At the end of the day, I again check my Adsense revenue and sales figures, for no reason other than that it gives me a great deal of satisfaction. After all, that’s the end result of all the effort I put in.

Well, I hope this post has given you a bit of encouragement; that was, at least, my intention. There are many people trying to make a living online and I believe that we can often draw encouragement by learning that others have achieved what we are trying to do. Just knowing that our goals are achievable can often make a real difference.

3 thoughts on “Interview by Fellow Warrior

  1. Robin

    It is not only the contents but the continous efforts make the site unique, popular and google page 1. I understand, a lot of efforts, high quality contents and correct direction is required to suceed in online business.

    Personal development is one of the area where everyone can learn something from this blog and if the costs of a product is genuine, many people will buy the products. Further a well maitained relationship with the visitors can bring fruitful results. Thanks for sharing the information and earning.

  2. Will Edwards

    Hi Sarita

    Thanks for stopping by. Let’s take your questions in order:

    1. The real key here is to get into the customer’s mind. When you offer what your customer wants, it is so much easier to make a sale. You have to do less convincing because they already want the solution. Let’s take weight loss as an example. What do people who want to lose weight really want? Now you have to go to those people to find out, but perhaps they want to lose weight quickly, without counting calories and without sacrificing their favourite foods. If that is the case, then you build a product that specifically addresses those needs. Your sales figures then will be much higher than if you approach the market in the opposite direction by trying to convince them that what you have to offer is what they need. The key principle is to find out what they want and need first and then address those issues specifically in your product or service.

    2. Well, you can certainly learn a lot if you can find someone who has already accomplished what you want to achieve. It is possible to save yourself a lot of time and effort in trial and error. Personally, I never managed to find myself a coach, so I always relied on my own thinking and the process of testing and tweaking. It certainly is not the optimum method, but it works.

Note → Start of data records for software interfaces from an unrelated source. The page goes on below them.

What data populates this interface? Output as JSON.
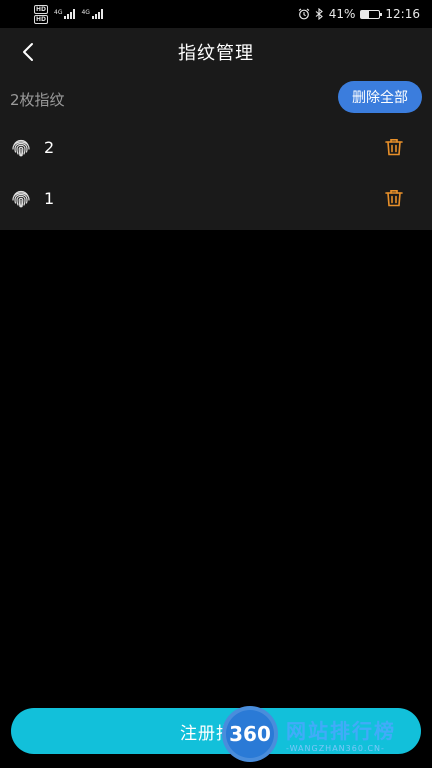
{
  "status_bar": {
    "hd1": "HD",
    "hd2": "HD",
    "net1": "4G",
    "net2": "4G",
    "battery_percent_text": "41%",
    "battery_level": 0.41,
    "time": "12:16",
    "icons": [
      "alarm-icon",
      "bluetooth-icon",
      "battery-icon"
    ]
  },
  "header": {
    "title": "指纹管理",
    "back_icon": "chevron-left-icon"
  },
  "summary": {
    "count_text": "2枚指纹",
    "delete_all_label": "删除全部"
  },
  "fingerprints": [
    {
      "name": "2"
    },
    {
      "name": "1"
    }
  ],
  "colors": {
    "accent_button": "#3b7ddd",
    "trash_icon": "#e8902a",
    "register_button": "#12c0da"
  },
  "register_button": {
    "label": "注册指纹"
  },
  "watermark": {
    "badge": "360",
    "cn": "网站排行榜",
    "en": "-WANGZHAN360.CN-"
  }
}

    3. With all due respect, you should promote my site and I’ll tell you why. You only make an average of about $8 per sale with my products because I believe in providing my visitors with value; and I only have about 6 or so active affiliates. But you should promote this site because it works. We are successful in converting our traffic because we offer the very best value that can be found on the internet; and that, in turn means that if you promote this site, you will definitely make money.

    If you would like to join our program, go here …

    http://www.whitedovebooks.co.uk/site-design/affiliate-program.htm

    Cheers,

    Will 🙂

  3. Sarita

    I am JUST starting out in the niche of personal development and have the following questions.

    #1 You mentioned you started thinking like a serious marketer and really learned your audience’s wants and needs. Can you give me 4 or 5 examples of how you perceive your market in self development and how you meet their needs?

    #2 Do you it is important to find a coach in the niche you are in- in order to succeed? If I wanted to find a coach in the niche of personal development, how would I go about this?

    #3 What is the best way to find the top affiliate products in this niche?

    I am a psychiatrist just starting my website in personal development. I want to take my years of clinical experience and share it with a broader audience.

    Thank you so much.

Leave a Reply

Your email address will not be published. Required fields are marked *